Have you ever wondered about the power of knowing nothing? Berlin is welcoming the return of the Disruption Network Lab (Sep 30-Oct 1 at Kunstquartier Bethanien) and this instalment is all about ignorance. Academics and writers, sociologists and philosophers, artists and researchers will be gathering to discuss the word that’s been at the back of everyone’s mind in the year of Trump and Brexit.
We spoke to Karen Douglas, a social psychology professor at the University of Kent who will be giving the keynote address on Saturday, October 1. Her topic of choice: conspiracy theorists.

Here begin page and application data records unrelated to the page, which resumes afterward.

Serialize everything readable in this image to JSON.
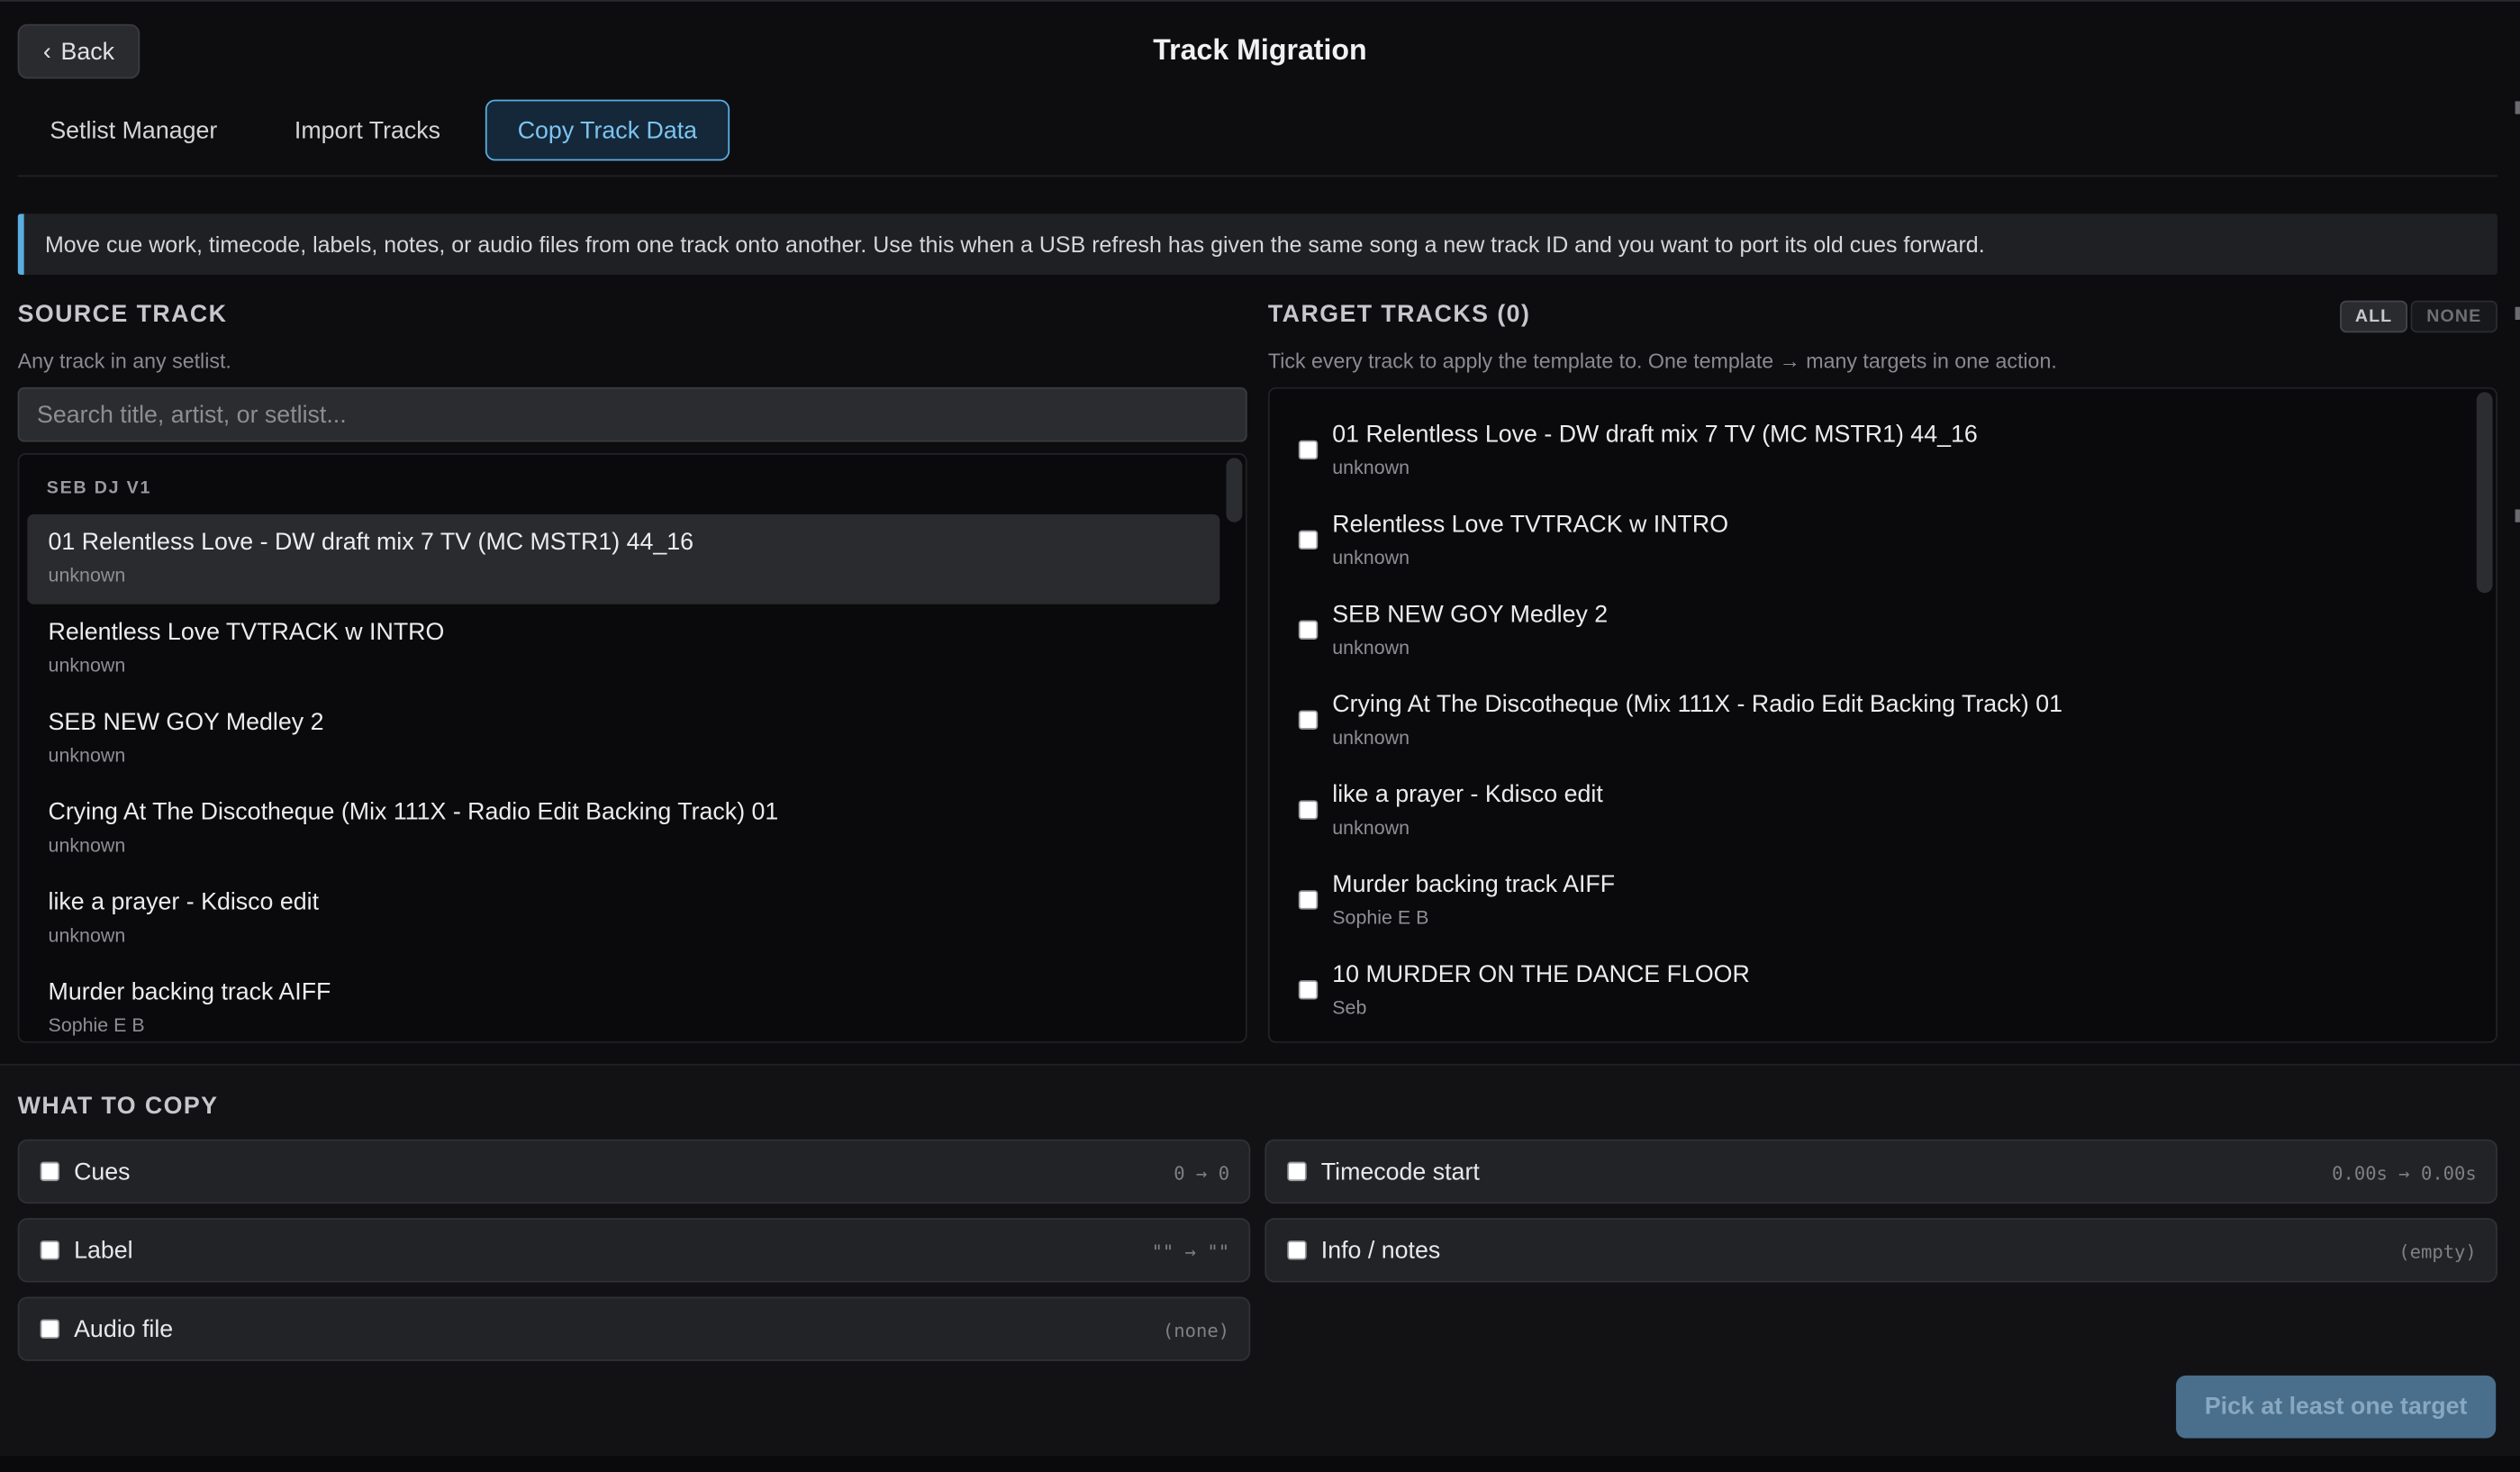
{
  "header": {
    "back_label": "Back",
    "title": "Track Migration"
  },
  "tabs": [
    {
      "label": "Setlist Manager",
      "active": false
    },
    {
      "label": "Import Tracks",
      "active": false
    },
    {
      "label": "Copy Track Data",
      "active": true
    }
  ],
  "info_banner": "Move cue work, timecode, labels, notes, or audio files from one track onto another. Use this when a USB refresh has given the same song a new track ID and you want to port its old cues forward.",
  "source": {
    "title": "SOURCE TRACK",
    "hint": "Any track in any setlist.",
    "search_placeholder": "Search title, artist, or setlist...",
    "group_label": "SEB DJ V1",
    "tracks": [
      {
        "title": "01 Relentless Love - DW draft mix 7 TV (MC MSTR1) 44_16",
        "artist": "unknown",
        "selected": true
      },
      {
        "title": "Relentless Love TVTRACK w INTRO",
        "artist": "unknown"
      },
      {
        "title": "SEB NEW GOY Medley 2",
        "artist": "unknown"
      },
      {
        "title": "Crying At The Discotheque (Mix 111X - Radio Edit Backing Track) 01",
        "artist": "unknown"
      },
      {
        "title": "like a prayer - Kdisco edit",
        "artist": "unknown"
      },
      {
        "title": "Murder backing track AIFF",
        "artist": "Sophie E B"
      }
    ]
  },
  "target": {
    "title": "TARGET TRACKS (0)",
    "hint": "Tick every track to apply the template to. One template → many targets in one action.",
    "all_label": "ALL",
    "none_label": "NONE",
    "tracks": [
      {
        "title": "01 Relentless Love - DW draft mix 7 TV (MC MSTR1) 44_16",
        "artist": "unknown"
      },
      {
        "title": "Relentless Love TVTRACK w INTRO",
        "artist": "unknown"
      },
      {
        "title": "SEB NEW GOY Medley 2",
        "artist": "unknown"
      },
      {
        "title": "Crying At The Discotheque (Mix 111X - Radio Edit Backing Track) 01",
        "artist": "unknown"
      },
      {
        "title": "like a prayer - Kdisco edit",
        "artist": "unknown"
      },
      {
        "title": "Murder backing track AIFF",
        "artist": "Sophie E B"
      },
      {
        "title": "10 MURDER ON THE DANCE FLOOR",
        "artist": "Seb"
      }
    ]
  },
  "what_to_copy": {
    "title": "WHAT TO COPY",
    "options": [
      {
        "label": "Cues",
        "value": "0 → 0"
      },
      {
        "label": "Timecode start",
        "value": "0.00s → 0.00s"
      },
      {
        "label": "Label",
        "value": "\"\" → \"\""
      },
      {
        "label": "Info / notes",
        "value": "(empty)"
      },
      {
        "label": "Audio file",
        "value": "(none)"
      }
    ]
  },
  "submit_label": "Pick at least one target"
}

Although 9/11 truthers and chemtrail enthusiasts might seem like the apex of ignorance, Douglas is keen to stress that they’re not stupid. “Many strong ‘believers’ are extraordinarily well read.” While this may be an uncomfortable conclusion for those of us who like to think of conspiracy theorists as crackpots and disaffected weirdos, it’s an inevitable one given the glut of literature on topics like 9/11 and Princess Diana’s death. That’s obviously not to say that the majority of conspiracy of theorists base their beliefs on careful study – Douglas has also written an article for The Guardian about the 12 million Americans who believe they are ruled by lizard people in suits. “Somebody with little information will find an immediate appeal in conspiracy theories – they tend to offer an immediate solution to a complex problem,” she says. Whatever the psychology behind it, we can be certain that politicians everywhere are increasingly taking advantage of our gullibility.
The other keynote, by German sociologist Matthias Gross, will explore the significance of ignorance in academia and in social and political life, promising to function as a kind of interdisciplinary guide to ignorance. On Friday, the panel will discuss the reasonably mind-blowing concept of “negative-knowledge” as well as ethical questions raised by ignorance. Saturday’s panel discussion will consider the role that social media plays in modern-day ignorance: by controlling the posts we see for profit, the information that we take in is also manipulated. In between talks, Merchants of Doubt, a documentary that compares PR tactics used to cast doubt on evidence with the distraction tricks of a professional magician, will be screening on Friday night.
Ignorance as a concept has been very well hammered into our collective consciousness thanks to this year’s big political happenings, but while current affairs will get the odd honorary mention, for the most part they’ll just be looming in the background, so we can all take a shallow breath of relief.
Disruption Network Lab: Ignorance, Sep 29-Oct 1 | Kunstquartier Bethanien, Kreuzberg, U-Bhf Kottbusser Tor